What’s THE STRUMPET about, you ask? Well, it is a collection of comics showcasing female cartoonists. It follows in the footsteps of WHORES OF MENSA, an anthology that set the bar high on quality. Not only that, it brings together new talent from around the world. THE STRUMPET #3 is in the works and is currently seeking submissions with a deadline of September 1, 2013. Visit THE STRUMPET website HERE.

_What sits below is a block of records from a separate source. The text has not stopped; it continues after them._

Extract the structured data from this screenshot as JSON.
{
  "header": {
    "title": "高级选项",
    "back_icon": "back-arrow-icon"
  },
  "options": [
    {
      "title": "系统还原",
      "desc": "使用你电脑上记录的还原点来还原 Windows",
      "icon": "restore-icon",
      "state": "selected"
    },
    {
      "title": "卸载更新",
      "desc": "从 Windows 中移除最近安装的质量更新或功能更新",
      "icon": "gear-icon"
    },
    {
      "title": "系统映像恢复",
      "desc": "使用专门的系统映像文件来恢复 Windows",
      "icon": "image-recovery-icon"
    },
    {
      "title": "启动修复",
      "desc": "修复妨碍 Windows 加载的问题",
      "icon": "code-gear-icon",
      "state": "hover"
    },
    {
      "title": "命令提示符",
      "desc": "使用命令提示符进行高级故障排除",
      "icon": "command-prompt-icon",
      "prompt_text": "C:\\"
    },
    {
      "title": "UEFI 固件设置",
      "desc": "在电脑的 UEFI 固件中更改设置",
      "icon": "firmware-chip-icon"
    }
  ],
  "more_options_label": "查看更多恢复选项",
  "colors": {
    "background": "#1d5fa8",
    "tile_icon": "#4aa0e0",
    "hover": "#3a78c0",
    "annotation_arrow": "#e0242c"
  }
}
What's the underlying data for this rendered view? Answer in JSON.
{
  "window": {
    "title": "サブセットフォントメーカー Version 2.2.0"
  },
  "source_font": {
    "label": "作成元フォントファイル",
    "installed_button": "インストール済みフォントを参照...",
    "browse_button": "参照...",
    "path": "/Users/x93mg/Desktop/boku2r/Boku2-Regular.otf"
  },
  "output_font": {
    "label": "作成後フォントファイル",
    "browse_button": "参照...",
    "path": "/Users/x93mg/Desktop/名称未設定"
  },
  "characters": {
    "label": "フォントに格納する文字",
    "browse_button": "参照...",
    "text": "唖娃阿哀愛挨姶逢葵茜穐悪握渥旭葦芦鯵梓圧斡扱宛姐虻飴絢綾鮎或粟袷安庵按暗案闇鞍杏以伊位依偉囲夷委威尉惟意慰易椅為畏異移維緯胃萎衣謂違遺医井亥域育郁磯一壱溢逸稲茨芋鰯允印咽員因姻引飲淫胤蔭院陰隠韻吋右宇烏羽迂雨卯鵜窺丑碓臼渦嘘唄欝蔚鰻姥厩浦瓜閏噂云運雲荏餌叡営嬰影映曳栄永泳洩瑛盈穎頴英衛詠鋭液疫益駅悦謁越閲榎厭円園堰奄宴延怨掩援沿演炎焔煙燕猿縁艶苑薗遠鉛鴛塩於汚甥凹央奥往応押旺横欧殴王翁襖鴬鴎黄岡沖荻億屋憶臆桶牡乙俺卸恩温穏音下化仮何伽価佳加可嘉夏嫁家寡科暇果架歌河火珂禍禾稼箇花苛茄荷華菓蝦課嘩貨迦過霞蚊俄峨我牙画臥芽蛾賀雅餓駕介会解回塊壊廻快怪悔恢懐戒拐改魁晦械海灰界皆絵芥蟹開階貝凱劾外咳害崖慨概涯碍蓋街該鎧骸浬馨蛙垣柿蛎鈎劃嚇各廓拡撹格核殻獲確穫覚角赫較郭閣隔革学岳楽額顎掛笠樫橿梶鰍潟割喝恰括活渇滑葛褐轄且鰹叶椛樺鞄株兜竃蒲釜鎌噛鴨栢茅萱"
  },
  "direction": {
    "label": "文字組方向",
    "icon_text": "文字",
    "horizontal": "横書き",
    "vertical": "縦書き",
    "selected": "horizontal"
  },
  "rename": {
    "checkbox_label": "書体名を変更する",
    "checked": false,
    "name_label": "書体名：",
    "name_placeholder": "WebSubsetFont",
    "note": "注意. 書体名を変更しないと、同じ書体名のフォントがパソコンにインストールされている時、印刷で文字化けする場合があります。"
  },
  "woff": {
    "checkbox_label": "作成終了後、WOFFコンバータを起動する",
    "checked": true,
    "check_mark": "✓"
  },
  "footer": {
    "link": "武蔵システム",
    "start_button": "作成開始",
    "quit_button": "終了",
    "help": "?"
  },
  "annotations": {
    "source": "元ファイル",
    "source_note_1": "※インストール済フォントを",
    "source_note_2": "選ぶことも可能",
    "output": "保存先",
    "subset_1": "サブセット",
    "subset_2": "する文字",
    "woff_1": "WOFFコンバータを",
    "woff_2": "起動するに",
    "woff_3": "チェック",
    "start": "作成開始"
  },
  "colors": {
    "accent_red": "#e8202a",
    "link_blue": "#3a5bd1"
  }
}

Let’s place our attention squarely upon the current issue, THE STRUMPET #2. It is edited by the multi-talented Ellen Lindner and Jeremy Day. All the cartoonist talent here bring together a cohesive and compelling collection with a travel theme in mind. What does travel mean to you? When was the last time you were on a trip? Just a few hours ago at your desk at work whilst you daydreamed? My word, did you think there was only one way to travel?? If you did, then catch yourself please because you’re due for an adventure and an education. Let the ladies from THE STRUMPET encourage, engage, and entertain you on all manner of thought and conjecture regarding the subject of travel.
This collection is 21 cartoonists strong: Patrice Aggs, Rachael Ball, Badaude, Juhyun Choi, Marguerite Dabaie, Jeremy Day, Shamisa Debroey, Lisa Rosalie Eisenberg, Karrie Fransman, Robin Ha, J Homersham, Kripa Joshi, Emily Ryan Lerner, Ellen Lindner, Tanya Meditzky, Kat Roberts, Alison Sampson, Maartje Schalkx, Julia Scheele, Nicola Streeten, and Myfanwy Tristram.
Did I miss anyone? Well, I certainly hope note. I feel like this is a very special endeavor and everyone contributed to make it so.
Let me share with you some of the work in this wonderful anthology.
Ellen Lindner’s wry sense of humor is spot on in this tale about the search for the seemingly elusive Mr. Bill Murray.
Robin Ha is full of wanderlust on this adventure on an Italian train.
Julia Scheele immerses us in this richly detailed look at a bus commute through London.
Patrice Aggs has a hilarious story to tell in this comedy of errors.
Lisa Rosalie Eisenberg’s “Homesick” is a deliriously wild ride that floats, flies, and dreams its way through to charming results.
Kat Roberts gives us a most inventive take on the concept of travel. It is full of magic and whimsy.
We end with the back cover by Kripa Joshi. She’s an engaging artist and this next issue’s co-editor with Ellen. We look forward to what results.
And be sure to pick up your copy of THE STRUMPET #2 which you can find HERE.
Stay tuned. There’s more to come from the Stumptown Comics Fest held in Portland, Oregon, April 27-28. That includes video interviews with Ellen Lindner and Robin Ha.